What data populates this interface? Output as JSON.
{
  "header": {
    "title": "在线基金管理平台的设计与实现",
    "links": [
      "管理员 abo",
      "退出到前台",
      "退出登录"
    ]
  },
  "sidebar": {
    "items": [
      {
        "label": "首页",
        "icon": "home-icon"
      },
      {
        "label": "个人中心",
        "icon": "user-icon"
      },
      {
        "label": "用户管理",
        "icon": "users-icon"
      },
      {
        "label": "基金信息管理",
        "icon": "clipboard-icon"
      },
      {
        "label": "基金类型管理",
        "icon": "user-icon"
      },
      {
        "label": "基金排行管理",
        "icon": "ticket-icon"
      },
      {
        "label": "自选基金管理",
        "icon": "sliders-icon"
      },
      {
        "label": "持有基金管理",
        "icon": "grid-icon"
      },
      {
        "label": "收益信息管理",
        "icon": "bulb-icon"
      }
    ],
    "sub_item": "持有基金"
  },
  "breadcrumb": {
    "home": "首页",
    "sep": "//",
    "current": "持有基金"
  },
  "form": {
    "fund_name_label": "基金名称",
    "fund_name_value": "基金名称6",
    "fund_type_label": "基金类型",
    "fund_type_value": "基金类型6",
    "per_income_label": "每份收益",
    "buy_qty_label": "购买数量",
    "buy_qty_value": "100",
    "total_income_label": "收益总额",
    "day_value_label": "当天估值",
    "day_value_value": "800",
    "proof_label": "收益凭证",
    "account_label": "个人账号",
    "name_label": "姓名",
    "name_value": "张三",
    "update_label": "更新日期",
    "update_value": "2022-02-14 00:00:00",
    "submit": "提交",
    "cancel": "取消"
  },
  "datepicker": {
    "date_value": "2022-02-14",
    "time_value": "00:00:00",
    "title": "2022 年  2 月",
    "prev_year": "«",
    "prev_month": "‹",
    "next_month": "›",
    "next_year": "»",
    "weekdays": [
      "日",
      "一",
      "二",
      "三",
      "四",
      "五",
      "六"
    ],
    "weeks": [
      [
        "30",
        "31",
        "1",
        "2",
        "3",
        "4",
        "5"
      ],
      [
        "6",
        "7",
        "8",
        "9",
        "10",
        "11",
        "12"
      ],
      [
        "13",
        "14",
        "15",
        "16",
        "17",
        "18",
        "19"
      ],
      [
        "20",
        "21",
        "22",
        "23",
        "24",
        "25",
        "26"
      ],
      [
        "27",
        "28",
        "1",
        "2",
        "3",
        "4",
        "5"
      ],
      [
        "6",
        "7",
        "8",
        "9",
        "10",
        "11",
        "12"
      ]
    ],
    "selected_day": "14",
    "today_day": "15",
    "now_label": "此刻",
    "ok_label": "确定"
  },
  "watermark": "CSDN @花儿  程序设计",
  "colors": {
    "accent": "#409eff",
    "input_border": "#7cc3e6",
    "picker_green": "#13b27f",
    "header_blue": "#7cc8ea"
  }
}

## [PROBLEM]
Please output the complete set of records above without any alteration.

## [PROBLEM SOLUTION]
What data populates this interface? Output as JSON.
{
  "header": {
    "title": "在线基金管理平台的设计与实现",
    "links": [
      "管理员 abo",
      "退出到前台",
      "退出登录"
    ]
  },
  "sidebar": {
    "items": [
      {
        "label": "首页",
        "icon": "home-icon"
      },
      {
        "label": "个人中心",
        "icon": "user-icon"
      },
      {
        "label": "用户管理",
        "icon": "users-icon"
      },
      {
        "label": "基金信息管理",
        "icon": "clipboard-icon"
      },
      {
        "label": "基金类型管理",
        "icon": "user-icon"
      },
      {
        "label": "基金排行管理",
        "icon": "ticket-icon"
      },
      {
        "label": "自选基金管理",
        "icon": "sliders-icon"
      },
      {
        "label": "持有基金管理",
        "icon": "grid-icon"
      },
      {
        "label": "收益信息管理",
        "icon": "bulb-icon"
      }
    ],
    "sub_item": "持有基金"
  },
  "breadcrumb": {
    "home": "首页",
    "sep": "//",
    "current": "持有基金"
  },
  "form": {
    "fund_name_label": "基金名称",
    "fund_name_value": "基金名称6",
    "fund_type_label": "基金类型",
    "fund_type_value": "基金类型6",
    "per_income_label": "每份收益",
    "buy_qty_label": "购买数量",
    "buy_qty_value": "100",
    "total_income_label": "收益总额",
    "day_value_label": "当天估值",
    "day_value_value": "800",
    "proof_label": "收益凭证",
    "account_label": "个人账号",
    "name_label": "姓名",
    "name_value": "张三",
    "update_label": "更新日期",
    "update_value": "2022-02-14 00:00:00",
    "submit": "提交",
    "cancel": "取消"
  },
  "datepicker": {
    "date_value": "2022-02-14",
    "time_value": "00:00:00",
    "title": "2022 年  2 月",
    "prev_year": "«",
    "prev_month": "‹",
    "next_month": "›",
    "next_year": "»",
    "weekdays": [
      "日",
      "一",
      "二",
      "三",
      "四",
      "五",
      "六"
    ],
    "weeks": [
      [
        "30",
        "31",
        "1",
        "2",
        "3",
        "4",
        "5"
      ],
      [
        "6",
        "7",
        "8",
        "9",
        "10",
        "11",
        "12"
      ],
      [
        "13",
        "14",
        "15",
        "16",
        "17",
        "18",
        "19"
      ],
      [
        "20",
        "21",
        "22",
        "23",
        "24",
        "25",
        "26"
      ],
      [
        "27",
        "28",
        "1",
        "2",
        "3",
        "4",
        "5"
      ],
      [
        "6",
        "7",
        "8",
        "9",
        "10",
        "11",
        "12"
      ]
    ],
    "selected_day": "14",
    "today_day": "15",
    "now_label": "此刻",
    "ok_label": "确定"
  },
  "watermark": "CSDN @花儿  程序设计",
  "colors": {
    "accent": "#409eff",
    "input_border": "#7cc3e6",
    "picker_green": "#13b27f",
    "header_blue": "#7cc8ea"
  }
}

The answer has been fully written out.